*** Task inputs

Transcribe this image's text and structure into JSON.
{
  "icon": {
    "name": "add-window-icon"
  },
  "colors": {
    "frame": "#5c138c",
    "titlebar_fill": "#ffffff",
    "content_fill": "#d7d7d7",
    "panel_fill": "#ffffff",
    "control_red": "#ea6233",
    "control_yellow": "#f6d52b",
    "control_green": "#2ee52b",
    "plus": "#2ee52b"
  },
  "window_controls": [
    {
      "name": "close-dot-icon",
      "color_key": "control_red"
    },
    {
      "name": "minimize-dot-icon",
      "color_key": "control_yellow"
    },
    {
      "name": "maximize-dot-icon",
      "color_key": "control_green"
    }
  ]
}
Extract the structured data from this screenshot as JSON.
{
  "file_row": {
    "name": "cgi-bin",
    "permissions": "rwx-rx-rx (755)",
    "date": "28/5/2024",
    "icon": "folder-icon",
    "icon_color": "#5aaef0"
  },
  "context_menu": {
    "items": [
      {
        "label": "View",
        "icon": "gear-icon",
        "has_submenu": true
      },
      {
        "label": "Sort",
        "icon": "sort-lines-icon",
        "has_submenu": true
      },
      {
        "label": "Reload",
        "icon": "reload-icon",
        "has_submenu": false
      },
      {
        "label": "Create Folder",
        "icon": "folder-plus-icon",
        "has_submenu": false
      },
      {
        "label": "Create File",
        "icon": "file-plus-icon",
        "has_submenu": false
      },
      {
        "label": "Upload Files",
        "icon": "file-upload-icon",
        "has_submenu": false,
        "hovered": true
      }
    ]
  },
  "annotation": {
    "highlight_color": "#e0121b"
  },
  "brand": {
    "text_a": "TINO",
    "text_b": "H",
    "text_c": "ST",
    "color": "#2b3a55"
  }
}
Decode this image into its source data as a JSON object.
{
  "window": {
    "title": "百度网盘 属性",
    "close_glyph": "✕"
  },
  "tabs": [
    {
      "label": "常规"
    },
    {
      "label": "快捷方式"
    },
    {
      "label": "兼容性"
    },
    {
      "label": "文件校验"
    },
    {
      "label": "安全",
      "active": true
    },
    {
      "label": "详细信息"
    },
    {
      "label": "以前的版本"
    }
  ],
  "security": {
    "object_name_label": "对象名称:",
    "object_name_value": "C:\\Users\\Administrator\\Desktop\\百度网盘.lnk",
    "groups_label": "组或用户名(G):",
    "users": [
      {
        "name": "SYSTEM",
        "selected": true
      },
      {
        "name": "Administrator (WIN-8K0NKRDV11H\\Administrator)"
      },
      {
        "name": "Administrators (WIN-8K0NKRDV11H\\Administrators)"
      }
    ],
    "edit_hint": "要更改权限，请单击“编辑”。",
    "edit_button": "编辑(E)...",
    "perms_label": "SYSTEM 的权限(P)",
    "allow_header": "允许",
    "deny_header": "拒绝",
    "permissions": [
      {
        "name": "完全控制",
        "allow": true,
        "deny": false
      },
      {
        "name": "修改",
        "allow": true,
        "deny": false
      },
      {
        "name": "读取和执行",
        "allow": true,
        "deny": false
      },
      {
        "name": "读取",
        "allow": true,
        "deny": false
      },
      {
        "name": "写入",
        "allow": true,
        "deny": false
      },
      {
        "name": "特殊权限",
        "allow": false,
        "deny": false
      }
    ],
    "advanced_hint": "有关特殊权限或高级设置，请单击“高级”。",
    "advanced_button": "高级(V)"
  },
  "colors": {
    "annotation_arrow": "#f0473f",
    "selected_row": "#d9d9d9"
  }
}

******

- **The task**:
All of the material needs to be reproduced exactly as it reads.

- **Response to the task**:
Transcribe this image's text and structure into JSON.
{
  "icon": {
    "name": "add-window-icon"
  },
  "colors": {
    "frame": "#5c138c",
    "titlebar_fill": "#ffffff",
    "content_fill": "#d7d7d7",
    "panel_fill": "#ffffff",
    "control_red": "#ea6233",
    "control_yellow": "#f6d52b",
    "control_green": "#2ee52b",
    "plus": "#2ee52b"
  },
  "window_controls": [
    {
      "name": "close-dot-icon",
      "color_key": "control_red"
    },
    {
      "name": "minimize-dot-icon",
      "color_key": "control_yellow"
    },
    {
      "name": "maximize-dot-icon",
      "color_key": "control_green"
    }
  ]
}
Extract the structured data from this screenshot as JSON.
{
  "file_row": {
    "name": "cgi-bin",
    "permissions": "rwx-rx-rx (755)",
    "date": "28/5/2024",
    "icon": "folder-icon",
    "icon_color": "#5aaef0"
  },
  "context_menu": {
    "items": [
      {
        "label": "View",
        "icon": "gear-icon",
        "has_submenu": true
      },
      {
        "label": "Sort",
        "icon": "sort-lines-icon",
        "has_submenu": true
      },
      {
        "label": "Reload",
        "icon": "reload-icon",
        "has_submenu": false
      },
      {
        "label": "Create Folder",
        "icon": "folder-plus-icon",
        "has_submenu": false
      },
      {
        "label": "Create File",
        "icon": "file-plus-icon",
        "has_submenu": false
      },
      {
        "label": "Upload Files",
        "icon": "file-upload-icon",
        "has_submenu": false,
        "hovered": true
      }
    ]
  },
  "annotation": {
    "highlight_color": "#e0121b"
  },
  "brand": {
    "text_a": "TINO",
    "text_b": "H",
    "text_c": "ST",
    "color": "#2b3a55"
  }
}
Decode this image into its source data as a JSON object.
{
  "window": {
    "title": "百度网盘 属性",
    "close_glyph": "✕"
  },
  "tabs": [
    {
      "label": "常规"
    },
    {
      "label": "快捷方式"
    },
    {
      "label": "兼容性"
    },
    {
      "label": "文件校验"
    },
    {
      "label": "安全",
      "active": true
    },
    {
      "label": "详细信息"
    },
    {
      "label": "以前的版本"
    }
  ],
  "security": {
    "object_name_label": "对象名称:",
    "object_name_value": "C:\\Users\\Administrator\\Desktop\\百度网盘.lnk",
    "groups_label": "组或用户名(G):",
    "users": [
      {
        "name": "SYSTEM",
        "selected": true
      },
      {
        "name": "Administrator (WIN-8K0NKRDV11H\\Administrator)"
      },
      {
        "name": "Administrators (WIN-8K0NKRDV11H\\Administrators)"
      }
    ],
    "edit_hint": "要更改权限，请单击“编辑”。",
    "edit_button": "编辑(E)...",
    "perms_label": "SYSTEM 的权限(P)",
    "allow_header": "允许",
    "deny_header": "拒绝",
    "permissions": [
      {
        "name": "完全控制",
        "allow": true,
        "deny": false
      },
      {
        "name": "修改",
        "allow": true,
        "deny": false
      },
      {
        "name": "读取和执行",
        "allow": true,
        "deny": false
      },
      {
        "name": "读取",
        "allow": true,
        "deny": false
      },
      {
        "name": "写入",
        "allow": true,
        "deny": false
      },
      {
        "name": "特殊权限",
        "allow": false,
        "deny": false
      }
    ],
    "advanced_hint": "有关特殊权限或高级设置，请单击“高级”。",
    "advanced_button": "高级(V)"
  },
  "colors": {
    "annotation_arrow": "#f0473f",
    "selected_row": "#d9d9d9"
  }
}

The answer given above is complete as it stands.